What lines of the listing below contain the word "this"? Copy each of them out.

>>>

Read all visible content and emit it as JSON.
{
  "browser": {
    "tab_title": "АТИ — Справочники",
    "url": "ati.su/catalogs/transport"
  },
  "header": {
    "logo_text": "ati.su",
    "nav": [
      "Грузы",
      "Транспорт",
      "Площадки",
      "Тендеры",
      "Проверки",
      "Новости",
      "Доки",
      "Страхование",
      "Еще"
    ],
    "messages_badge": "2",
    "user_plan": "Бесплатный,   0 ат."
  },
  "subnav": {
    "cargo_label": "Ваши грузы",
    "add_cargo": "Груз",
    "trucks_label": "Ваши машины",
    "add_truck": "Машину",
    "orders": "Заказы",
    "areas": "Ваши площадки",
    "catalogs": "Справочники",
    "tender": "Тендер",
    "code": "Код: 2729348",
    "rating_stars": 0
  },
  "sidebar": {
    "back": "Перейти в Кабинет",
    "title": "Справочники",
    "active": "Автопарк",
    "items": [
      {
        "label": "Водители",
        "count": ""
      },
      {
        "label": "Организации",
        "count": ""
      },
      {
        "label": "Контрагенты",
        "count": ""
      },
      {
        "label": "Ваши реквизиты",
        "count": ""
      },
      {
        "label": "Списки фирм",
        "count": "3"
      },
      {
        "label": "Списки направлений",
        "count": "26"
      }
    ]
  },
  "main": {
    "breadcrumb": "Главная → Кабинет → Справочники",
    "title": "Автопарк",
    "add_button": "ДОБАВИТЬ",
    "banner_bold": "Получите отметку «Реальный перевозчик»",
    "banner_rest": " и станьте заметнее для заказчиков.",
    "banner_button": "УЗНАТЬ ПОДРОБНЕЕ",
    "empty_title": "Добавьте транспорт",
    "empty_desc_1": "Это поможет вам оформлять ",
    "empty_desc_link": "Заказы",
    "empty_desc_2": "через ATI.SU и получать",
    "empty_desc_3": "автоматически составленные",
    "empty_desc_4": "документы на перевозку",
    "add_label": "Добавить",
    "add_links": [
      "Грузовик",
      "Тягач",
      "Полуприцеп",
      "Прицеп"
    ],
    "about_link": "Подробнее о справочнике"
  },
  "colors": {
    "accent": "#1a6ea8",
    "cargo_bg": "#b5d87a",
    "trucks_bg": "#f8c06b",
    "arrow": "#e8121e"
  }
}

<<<
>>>

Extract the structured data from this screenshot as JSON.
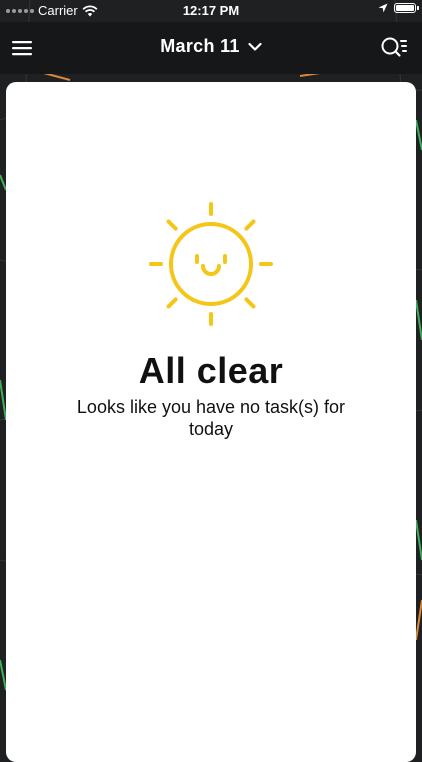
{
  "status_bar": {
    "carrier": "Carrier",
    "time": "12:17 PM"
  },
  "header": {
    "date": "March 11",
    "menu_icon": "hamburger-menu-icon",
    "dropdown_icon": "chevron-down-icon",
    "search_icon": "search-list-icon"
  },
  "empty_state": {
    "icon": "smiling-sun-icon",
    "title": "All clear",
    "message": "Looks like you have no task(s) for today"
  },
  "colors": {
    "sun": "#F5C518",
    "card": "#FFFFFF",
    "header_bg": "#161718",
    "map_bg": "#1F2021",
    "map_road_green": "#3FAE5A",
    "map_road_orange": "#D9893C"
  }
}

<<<
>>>

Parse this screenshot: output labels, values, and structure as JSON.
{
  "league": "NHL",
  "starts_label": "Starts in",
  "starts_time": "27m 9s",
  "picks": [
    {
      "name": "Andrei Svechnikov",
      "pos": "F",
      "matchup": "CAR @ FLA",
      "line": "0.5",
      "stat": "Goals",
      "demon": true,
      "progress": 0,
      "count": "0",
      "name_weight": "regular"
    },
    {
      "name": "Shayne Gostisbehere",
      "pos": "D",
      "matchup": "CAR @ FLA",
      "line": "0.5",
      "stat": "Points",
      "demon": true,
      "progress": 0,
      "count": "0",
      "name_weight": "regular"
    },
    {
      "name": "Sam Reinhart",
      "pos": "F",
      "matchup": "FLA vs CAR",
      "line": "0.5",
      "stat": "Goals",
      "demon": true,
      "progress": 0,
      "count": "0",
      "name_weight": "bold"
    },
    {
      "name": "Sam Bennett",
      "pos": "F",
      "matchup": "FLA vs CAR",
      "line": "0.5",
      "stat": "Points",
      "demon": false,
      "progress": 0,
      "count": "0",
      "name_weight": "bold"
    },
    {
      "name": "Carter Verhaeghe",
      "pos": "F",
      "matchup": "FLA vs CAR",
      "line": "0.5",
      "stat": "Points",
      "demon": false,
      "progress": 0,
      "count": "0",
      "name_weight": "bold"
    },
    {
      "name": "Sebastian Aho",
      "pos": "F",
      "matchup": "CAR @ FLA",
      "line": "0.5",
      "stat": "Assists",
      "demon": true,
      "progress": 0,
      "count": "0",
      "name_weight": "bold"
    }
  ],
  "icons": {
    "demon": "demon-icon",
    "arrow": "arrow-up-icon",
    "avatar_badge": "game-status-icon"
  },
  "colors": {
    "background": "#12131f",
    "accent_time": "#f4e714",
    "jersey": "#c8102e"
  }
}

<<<

Expected output:
Extract the structured data from this screenshot as JSON.
Parse this screenshot: output labels, values, and structure as JSON.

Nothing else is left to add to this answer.